Durant Steals The Thunder’s Show

Todd Potter, Sports Editor

Kevin Durant’s decision to leave the Oklahoma City Thunder and instead join the Golden State Warriors did more than just turn heads, as fans, players, and even past teammates gasped at his unpredictable move.

Durant announced in a post on The Player’s Tribune that he was going to sign with the Warriors instead of re-signing with the Thunder, the team he had been a part of since he was drafted 8 years ago.   

The Thunder made it to the Conference Finals in the NBA Playoffs with Durant in 2011, 2012, 2014, and 2016.  They made it to the NBA Finals in 2012, losing to the Miami Heat in five games.  In 2014, he won the MVP award, receiving more votes than Lebron James and Blake Griffin.  

The mayor of Oklahoma City, Mick Cornett, explains how much Durant meant to the city’s reputation after hearing he joined the Warriors.    

“If you said you’re from Oklahoma City, they’re likely to say Kevin Durant or they’re likely to say OKC Thunder.  He put us on the map. …  He was the face of the franchise both here locally and worldwide.”

The addition of Kevin Durant to the already-dominant Warriors (featuring back-to-back MVP Stephen Curry, two-time All-Star Klay Thompson, and All-Star Draymond Green) has upset many people.
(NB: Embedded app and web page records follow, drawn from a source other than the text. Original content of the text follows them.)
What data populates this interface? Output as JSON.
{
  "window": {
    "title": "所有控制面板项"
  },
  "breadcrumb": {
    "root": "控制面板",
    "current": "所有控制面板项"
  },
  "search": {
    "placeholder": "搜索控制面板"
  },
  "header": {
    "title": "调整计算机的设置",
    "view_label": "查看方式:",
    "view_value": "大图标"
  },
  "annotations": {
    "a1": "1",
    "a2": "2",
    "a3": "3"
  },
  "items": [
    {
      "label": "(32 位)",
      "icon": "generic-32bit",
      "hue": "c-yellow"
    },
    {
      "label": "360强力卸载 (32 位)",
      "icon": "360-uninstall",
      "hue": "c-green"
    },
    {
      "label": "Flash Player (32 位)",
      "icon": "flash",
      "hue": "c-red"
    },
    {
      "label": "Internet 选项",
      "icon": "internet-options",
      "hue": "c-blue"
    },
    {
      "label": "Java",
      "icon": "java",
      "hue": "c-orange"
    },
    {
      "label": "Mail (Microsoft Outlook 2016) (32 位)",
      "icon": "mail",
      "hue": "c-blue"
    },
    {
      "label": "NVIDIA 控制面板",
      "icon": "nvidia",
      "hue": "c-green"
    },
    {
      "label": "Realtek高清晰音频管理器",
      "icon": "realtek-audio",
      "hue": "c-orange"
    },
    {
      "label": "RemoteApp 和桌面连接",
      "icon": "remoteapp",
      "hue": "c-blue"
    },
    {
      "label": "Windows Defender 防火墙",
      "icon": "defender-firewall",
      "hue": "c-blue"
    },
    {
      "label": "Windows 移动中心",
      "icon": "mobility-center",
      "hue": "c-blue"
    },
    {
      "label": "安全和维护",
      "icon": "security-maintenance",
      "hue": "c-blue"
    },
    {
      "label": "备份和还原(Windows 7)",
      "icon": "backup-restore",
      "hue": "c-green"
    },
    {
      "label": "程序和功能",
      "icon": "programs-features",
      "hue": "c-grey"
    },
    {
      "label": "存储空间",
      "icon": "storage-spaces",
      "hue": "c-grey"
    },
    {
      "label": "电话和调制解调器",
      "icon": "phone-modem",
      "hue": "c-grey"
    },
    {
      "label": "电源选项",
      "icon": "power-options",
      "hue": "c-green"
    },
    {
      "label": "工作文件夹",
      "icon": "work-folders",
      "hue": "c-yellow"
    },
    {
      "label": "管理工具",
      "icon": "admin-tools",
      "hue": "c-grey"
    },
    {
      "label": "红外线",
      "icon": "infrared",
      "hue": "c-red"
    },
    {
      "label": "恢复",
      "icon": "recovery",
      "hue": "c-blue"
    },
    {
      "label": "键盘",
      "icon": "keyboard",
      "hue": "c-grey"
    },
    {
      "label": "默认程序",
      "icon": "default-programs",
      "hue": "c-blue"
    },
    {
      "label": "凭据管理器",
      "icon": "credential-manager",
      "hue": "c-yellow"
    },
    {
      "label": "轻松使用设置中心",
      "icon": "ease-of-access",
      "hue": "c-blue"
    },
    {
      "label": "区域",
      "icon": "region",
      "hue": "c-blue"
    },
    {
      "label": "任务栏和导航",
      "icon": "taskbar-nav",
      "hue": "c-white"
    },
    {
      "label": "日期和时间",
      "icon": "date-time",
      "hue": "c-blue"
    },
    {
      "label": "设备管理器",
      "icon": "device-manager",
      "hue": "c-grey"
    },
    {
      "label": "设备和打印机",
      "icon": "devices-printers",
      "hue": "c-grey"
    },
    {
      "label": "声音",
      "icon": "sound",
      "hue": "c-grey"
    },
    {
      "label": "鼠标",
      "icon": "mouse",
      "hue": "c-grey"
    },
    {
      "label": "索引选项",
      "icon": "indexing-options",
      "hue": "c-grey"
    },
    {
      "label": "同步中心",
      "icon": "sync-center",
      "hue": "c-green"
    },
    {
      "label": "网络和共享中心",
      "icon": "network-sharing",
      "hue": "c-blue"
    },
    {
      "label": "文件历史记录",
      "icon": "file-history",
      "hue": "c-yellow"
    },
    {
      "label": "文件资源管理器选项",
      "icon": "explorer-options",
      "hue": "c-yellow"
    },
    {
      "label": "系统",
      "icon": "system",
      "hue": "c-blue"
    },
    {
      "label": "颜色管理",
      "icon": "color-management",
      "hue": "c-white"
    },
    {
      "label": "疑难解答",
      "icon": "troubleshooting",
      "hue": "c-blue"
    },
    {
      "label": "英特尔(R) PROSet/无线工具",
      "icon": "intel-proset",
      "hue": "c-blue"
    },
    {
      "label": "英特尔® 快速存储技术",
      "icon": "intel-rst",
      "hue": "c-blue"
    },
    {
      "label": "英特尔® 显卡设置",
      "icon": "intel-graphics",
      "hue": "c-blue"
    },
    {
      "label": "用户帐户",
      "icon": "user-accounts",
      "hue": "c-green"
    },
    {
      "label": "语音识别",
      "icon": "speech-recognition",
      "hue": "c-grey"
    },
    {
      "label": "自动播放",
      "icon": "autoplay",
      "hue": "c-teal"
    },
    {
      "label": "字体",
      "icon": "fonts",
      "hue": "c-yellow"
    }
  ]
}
Some say it creates a “superteam.”  Others point out Durant’s move to improve his chances of winning doesn’t align with the obligation of superstars to stay with the team that first drafted them.  

Rishi Sunkavalli (11) suggests this move will decrease the competitiveness in the playoffs.

“Kevin Durant moving to the Warriors has not only affected the Warriors and Thunder.  It has thrown off the entire competitive balance of the NBA.  This competitive balance is what made the 2016 NBA Playoffs one of the best in recent memory.”

So far, the absence of Durant hasn’t hindered the Thunder’s ability to win.  Russell Westbrook has stepped up, accumulating an average of 34.2 points over the first five games of the season.  The Thunder extended the contracts of their main three players, Russell Westbrook, Steven Adams, and Victor Oladipo, showing that they aren’t necessarily trying to acquire a superstar through free agency and want to build the franchise around the good players that they already have.  

The 4-1 Warriors are gradually adjusting to the addition of Durant and getting used to working as a team.

Srujan Kumar (11) insists that the Warriors have yet to reach their full potential.

“The Warriors still need to work on their team as a whole, especially due to their lack of defense in the paint.  Both Durant and Curry haven’t had drops in their stats. That alone is significant enough that they are able to work together and not against each other.”

This 2016-2017 NBA season is sure to be exciting, especially with Durant and the Warriors on their hunt for the playoffs, seeking revenge against the Cleveland Cavaliers, having lost to them in Game 7 of the Finals last season.